In all the family history I’ve learned about during my life, I find myself fascinated with the maternal histories than with the paternal histories. I couldn’t tell you anything about my Gramps’ or Grandpa’s families. But my Nana and my Grandma? I’m almost obsessed with their family histories, and intrigued by how similar Nana and Grandma really are.
PBS is running a documentary called The Jewish Americans. I’m quite enthralled with it, since my Grandma’s parents were Eastern European Jewish immigrants who, as far as I can tell, left Moscow months before the Bolshevik Revolution. My Grandma married a Gentile and ceased to practice her faith. I don’t know, maybe she ceased to practice her faith long before she met my Grandpa. According to the PBS doc, many immigrant Jews found it easy to not practice their faith. But the lack of stories and information I have about that part of my ancestry might explain my fascination with all things Jewish, and the link I feel when learning about Jews.
My Nana’s grandparents were Danish converts to the LDS church, who immigrated to the U.S. They sailed across an ocean, trekked across a country, and raised a family in Utah. Interestingly, my Nana also married outside the faith in which she was raised, something my dad repeatedly warned me against, citing my Gramps’ eventual conversion as the exception, not the rule.
One Russian Jewish Grandma, one Danish Mormon Nana…I’m a Heinz 57 American, especially taking into account the paternal side of the equation. I guess all this is on my mind, as I’m reading Benedict Anderson’s Imagined Communities, which so far is all about how nationalism has been, over time, manufactured. I guess I can see his point, because as I watch the PBS documentary, I feel connected to my Grandma. But as I was watching 20/20 tonight, the segment on how Danes are one of the happiest people in the world, I felt connected to my Nana. Can I identify with more than one nationality?
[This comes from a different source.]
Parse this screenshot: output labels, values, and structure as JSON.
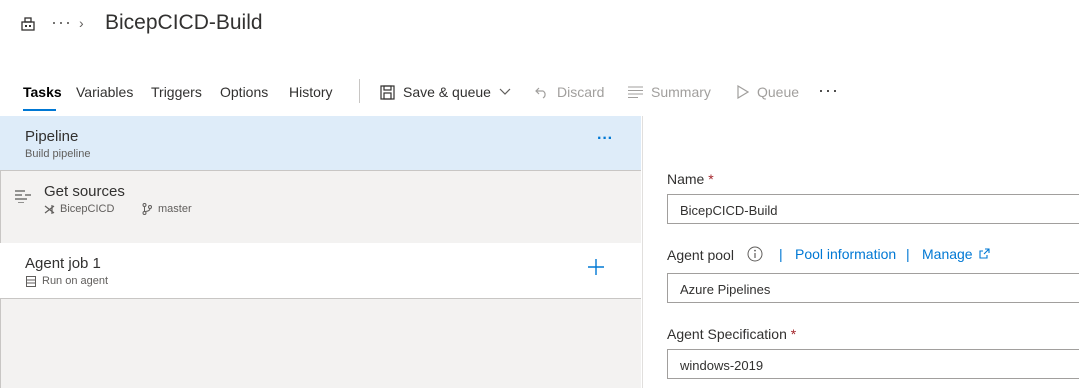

Perhaps that’s Anderson’s whole point–the community I feel via my Grandma and my Nana are imagined. Hmmm…I’m not so sure I agree with that.